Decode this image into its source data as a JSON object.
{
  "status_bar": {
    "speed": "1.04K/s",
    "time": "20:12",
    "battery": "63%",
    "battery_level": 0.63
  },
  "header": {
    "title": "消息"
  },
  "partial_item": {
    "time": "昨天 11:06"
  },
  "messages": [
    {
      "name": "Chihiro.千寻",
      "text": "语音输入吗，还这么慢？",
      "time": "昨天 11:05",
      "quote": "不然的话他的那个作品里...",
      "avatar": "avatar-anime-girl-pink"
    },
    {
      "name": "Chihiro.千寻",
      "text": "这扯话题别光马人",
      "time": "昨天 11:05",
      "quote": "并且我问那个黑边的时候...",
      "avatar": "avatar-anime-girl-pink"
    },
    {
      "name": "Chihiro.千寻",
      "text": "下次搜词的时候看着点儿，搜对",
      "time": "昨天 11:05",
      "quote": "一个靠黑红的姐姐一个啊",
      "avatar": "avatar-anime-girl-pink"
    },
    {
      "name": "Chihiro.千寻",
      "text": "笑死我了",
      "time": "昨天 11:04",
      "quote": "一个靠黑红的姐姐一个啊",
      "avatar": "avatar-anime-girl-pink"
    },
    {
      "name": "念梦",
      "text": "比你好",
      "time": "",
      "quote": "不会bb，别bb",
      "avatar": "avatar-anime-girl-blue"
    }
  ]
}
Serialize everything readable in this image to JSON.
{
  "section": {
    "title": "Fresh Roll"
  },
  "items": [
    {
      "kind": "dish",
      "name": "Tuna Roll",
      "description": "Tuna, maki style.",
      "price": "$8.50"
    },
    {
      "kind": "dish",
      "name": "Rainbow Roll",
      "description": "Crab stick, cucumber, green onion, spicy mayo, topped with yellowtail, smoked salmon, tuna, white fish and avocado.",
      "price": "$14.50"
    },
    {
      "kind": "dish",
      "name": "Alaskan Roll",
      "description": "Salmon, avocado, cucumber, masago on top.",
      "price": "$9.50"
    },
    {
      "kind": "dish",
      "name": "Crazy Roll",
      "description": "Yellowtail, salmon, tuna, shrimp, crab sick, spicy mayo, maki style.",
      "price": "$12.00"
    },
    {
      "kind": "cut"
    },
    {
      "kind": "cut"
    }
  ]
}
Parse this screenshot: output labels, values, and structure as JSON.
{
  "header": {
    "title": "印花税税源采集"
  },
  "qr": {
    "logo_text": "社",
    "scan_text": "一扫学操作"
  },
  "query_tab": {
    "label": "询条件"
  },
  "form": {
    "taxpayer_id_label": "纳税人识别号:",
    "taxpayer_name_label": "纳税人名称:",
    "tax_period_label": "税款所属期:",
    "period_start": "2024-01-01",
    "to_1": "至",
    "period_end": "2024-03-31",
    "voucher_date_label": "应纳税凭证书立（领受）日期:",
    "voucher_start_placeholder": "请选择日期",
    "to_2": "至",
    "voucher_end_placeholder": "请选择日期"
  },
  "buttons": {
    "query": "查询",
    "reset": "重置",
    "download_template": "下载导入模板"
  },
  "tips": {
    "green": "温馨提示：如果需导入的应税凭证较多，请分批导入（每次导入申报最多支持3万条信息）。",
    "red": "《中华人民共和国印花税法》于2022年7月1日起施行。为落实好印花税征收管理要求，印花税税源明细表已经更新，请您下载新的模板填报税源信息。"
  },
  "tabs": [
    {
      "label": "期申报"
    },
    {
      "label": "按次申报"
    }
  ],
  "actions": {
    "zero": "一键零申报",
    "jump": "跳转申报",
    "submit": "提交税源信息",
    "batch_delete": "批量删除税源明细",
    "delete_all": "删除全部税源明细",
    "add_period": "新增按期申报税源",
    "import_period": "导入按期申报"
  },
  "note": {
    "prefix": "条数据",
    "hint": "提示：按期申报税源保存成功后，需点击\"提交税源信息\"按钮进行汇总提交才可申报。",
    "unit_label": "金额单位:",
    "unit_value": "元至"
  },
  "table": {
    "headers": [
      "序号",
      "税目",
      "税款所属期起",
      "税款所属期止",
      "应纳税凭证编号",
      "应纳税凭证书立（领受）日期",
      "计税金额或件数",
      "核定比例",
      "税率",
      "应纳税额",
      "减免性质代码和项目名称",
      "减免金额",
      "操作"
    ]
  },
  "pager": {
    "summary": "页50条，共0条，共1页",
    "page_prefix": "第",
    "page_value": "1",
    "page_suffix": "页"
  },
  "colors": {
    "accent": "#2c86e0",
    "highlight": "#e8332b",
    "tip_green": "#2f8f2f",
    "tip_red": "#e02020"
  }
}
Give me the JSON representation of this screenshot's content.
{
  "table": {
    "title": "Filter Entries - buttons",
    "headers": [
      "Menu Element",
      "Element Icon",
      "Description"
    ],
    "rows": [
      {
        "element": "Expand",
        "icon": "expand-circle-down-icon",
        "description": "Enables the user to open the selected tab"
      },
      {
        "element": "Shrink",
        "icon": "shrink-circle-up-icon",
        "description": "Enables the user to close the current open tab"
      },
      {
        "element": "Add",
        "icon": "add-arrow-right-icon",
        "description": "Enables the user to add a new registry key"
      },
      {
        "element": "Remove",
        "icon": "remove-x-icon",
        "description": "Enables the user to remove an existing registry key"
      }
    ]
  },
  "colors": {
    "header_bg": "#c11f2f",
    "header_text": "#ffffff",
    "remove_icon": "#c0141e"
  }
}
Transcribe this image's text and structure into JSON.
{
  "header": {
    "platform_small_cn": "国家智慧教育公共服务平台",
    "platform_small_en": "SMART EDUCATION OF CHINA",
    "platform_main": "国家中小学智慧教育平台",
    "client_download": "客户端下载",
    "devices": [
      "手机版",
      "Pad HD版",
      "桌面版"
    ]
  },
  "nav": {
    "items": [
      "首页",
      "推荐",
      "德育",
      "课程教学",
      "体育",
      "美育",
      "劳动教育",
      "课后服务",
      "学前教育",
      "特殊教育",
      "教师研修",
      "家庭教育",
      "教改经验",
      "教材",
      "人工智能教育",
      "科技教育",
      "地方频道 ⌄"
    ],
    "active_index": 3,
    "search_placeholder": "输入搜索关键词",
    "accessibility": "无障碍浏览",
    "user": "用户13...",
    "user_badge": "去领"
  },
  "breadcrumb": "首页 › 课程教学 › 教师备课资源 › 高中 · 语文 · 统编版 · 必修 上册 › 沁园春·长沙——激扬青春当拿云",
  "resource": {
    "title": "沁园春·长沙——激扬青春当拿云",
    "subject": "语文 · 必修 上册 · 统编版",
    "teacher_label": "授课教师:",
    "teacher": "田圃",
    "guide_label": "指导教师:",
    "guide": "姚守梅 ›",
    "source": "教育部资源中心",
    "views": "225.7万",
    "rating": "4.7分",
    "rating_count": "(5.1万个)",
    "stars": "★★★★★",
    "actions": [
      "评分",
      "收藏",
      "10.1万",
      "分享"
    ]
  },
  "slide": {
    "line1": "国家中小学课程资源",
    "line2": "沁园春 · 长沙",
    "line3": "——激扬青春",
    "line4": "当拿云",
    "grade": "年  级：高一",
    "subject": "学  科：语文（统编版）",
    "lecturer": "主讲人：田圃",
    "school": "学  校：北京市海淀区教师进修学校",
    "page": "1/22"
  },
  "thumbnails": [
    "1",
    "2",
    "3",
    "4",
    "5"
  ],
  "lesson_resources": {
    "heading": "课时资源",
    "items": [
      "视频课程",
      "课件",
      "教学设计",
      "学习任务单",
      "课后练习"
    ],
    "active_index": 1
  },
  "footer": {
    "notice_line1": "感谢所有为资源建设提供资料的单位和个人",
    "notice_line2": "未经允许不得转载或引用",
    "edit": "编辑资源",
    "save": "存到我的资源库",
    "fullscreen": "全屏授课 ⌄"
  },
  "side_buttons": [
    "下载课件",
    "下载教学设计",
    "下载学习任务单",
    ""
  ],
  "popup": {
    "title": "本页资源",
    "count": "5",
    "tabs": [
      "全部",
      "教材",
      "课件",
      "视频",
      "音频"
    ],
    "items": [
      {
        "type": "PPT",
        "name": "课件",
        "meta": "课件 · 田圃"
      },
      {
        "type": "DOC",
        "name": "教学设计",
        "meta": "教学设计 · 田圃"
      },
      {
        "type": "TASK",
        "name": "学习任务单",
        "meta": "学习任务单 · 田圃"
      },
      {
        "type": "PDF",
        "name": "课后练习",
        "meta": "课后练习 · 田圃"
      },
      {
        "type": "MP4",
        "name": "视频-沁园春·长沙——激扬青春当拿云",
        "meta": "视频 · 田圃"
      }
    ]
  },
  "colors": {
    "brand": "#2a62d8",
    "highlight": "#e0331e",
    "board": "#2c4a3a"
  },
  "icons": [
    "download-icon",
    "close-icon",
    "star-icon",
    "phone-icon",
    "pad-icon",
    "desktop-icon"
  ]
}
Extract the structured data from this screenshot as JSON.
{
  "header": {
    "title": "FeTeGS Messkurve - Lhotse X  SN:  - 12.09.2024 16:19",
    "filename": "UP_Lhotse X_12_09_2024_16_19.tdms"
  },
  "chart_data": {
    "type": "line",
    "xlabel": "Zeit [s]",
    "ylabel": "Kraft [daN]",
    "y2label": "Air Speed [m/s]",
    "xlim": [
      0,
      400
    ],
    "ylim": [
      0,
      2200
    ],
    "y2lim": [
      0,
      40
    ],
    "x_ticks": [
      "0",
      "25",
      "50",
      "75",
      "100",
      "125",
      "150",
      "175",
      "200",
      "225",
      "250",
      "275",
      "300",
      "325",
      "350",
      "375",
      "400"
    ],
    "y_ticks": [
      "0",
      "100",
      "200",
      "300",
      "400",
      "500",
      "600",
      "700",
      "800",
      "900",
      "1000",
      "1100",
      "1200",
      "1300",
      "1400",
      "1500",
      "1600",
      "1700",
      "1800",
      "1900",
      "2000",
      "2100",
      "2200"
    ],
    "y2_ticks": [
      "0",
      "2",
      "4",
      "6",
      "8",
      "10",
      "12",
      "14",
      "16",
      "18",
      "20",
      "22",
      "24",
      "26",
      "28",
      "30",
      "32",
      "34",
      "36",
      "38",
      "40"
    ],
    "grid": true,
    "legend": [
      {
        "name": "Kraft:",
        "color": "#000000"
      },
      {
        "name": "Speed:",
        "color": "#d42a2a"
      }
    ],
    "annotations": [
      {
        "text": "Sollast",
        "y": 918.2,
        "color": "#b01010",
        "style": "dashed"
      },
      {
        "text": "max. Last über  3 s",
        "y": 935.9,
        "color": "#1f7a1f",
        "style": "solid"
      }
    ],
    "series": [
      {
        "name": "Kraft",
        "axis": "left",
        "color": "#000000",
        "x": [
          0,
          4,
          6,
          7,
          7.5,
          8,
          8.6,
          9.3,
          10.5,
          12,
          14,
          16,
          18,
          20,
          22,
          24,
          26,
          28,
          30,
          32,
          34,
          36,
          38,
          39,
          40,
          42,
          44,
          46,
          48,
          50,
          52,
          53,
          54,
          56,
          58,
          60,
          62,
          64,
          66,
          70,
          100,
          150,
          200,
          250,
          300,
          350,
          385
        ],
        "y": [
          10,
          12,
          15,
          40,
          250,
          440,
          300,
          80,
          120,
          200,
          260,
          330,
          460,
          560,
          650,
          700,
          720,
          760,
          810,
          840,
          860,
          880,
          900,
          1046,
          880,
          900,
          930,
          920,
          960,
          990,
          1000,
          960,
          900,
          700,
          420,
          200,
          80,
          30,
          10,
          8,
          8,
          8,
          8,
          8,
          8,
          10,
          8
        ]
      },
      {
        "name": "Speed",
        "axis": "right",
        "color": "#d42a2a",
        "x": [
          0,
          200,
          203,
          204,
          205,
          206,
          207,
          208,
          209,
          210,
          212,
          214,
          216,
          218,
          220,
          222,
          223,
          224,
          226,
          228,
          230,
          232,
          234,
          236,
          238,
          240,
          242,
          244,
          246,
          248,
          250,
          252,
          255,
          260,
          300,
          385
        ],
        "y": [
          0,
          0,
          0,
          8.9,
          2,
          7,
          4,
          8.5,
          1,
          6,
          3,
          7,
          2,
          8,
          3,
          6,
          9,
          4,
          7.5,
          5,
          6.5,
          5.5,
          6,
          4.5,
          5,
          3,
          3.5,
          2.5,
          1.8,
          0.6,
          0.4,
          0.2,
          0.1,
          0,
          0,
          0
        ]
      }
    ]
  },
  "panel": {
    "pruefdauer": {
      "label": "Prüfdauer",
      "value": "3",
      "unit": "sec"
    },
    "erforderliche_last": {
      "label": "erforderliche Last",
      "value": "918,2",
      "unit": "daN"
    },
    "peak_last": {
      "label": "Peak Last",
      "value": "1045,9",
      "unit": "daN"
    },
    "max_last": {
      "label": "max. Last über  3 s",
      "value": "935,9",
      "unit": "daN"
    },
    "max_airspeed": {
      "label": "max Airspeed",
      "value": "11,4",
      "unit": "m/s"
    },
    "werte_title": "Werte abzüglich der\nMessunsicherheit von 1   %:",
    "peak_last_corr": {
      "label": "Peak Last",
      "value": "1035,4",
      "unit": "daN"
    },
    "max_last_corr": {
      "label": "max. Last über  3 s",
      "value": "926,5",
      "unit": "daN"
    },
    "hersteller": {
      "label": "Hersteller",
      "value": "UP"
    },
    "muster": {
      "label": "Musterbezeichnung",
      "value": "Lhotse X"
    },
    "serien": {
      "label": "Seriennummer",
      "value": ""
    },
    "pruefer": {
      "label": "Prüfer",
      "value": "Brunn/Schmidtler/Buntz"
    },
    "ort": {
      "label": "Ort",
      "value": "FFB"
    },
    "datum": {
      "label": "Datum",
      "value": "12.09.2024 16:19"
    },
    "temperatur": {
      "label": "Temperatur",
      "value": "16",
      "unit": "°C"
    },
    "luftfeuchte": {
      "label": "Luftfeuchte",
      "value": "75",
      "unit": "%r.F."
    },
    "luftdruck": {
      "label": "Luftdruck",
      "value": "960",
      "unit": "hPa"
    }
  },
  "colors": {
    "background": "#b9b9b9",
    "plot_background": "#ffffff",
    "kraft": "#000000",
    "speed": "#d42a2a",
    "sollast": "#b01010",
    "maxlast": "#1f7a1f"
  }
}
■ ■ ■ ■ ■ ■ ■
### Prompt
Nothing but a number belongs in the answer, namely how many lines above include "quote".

### Task response
5